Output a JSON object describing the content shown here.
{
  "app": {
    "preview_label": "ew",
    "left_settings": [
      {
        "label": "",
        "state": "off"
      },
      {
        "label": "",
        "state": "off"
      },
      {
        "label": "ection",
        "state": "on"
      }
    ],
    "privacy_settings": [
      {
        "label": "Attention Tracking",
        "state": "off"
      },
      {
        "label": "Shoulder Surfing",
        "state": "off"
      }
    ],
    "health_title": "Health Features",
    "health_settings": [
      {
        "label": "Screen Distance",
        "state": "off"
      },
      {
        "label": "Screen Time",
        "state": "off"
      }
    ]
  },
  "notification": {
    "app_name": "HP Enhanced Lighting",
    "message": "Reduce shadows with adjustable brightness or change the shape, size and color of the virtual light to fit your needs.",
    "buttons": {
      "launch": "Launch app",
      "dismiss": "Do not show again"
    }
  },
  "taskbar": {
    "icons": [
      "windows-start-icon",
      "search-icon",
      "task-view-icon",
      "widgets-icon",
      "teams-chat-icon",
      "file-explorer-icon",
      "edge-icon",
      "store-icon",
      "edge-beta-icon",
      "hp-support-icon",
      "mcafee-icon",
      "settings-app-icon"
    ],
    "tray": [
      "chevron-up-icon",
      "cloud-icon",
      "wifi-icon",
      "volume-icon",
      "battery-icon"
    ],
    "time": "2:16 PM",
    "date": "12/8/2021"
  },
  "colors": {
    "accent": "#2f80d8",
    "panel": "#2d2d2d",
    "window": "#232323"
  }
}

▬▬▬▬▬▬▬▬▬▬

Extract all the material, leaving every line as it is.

Output a JSON object describing the content shown here.
{
  "app": {
    "preview_label": "ew",
    "left_settings": [
      {
        "label": "",
        "state": "off"
      },
      {
        "label": "",
        "state": "off"
      },
      {
        "label": "ection",
        "state": "on"
      }
    ],
    "privacy_settings": [
      {
        "label": "Attention Tracking",
        "state": "off"
      },
      {
        "label": "Shoulder Surfing",
        "state": "off"
      }
    ],
    "health_title": "Health Features",
    "health_settings": [
      {
        "label": "Screen Distance",
        "state": "off"
      },
      {
        "label": "Screen Time",
        "state": "off"
      }
    ]
  },
  "notification": {
    "app_name": "HP Enhanced Lighting",
    "message": "Reduce shadows with adjustable brightness or change the shape, size and color of the virtual light to fit your needs.",
    "buttons": {
      "launch": "Launch app",
      "dismiss": "Do not show again"
    }
  },
  "taskbar": {
    "icons": [
      "windows-start-icon",
      "search-icon",
      "task-view-icon",
      "widgets-icon",
      "teams-chat-icon",
      "file-explorer-icon",
      "edge-icon",
      "store-icon",
      "edge-beta-icon",
      "hp-support-icon",
      "mcafee-icon",
      "settings-app-icon"
    ],
    "tray": [
      "chevron-up-icon",
      "cloud-icon",
      "wifi-icon",
      "volume-icon",
      "battery-icon"
    ],
    "time": "2:16 PM",
    "date": "12/8/2021"
  },
  "colors": {
    "accent": "#2f80d8",
    "panel": "#2d2d2d",
    "window": "#232323"
  }
}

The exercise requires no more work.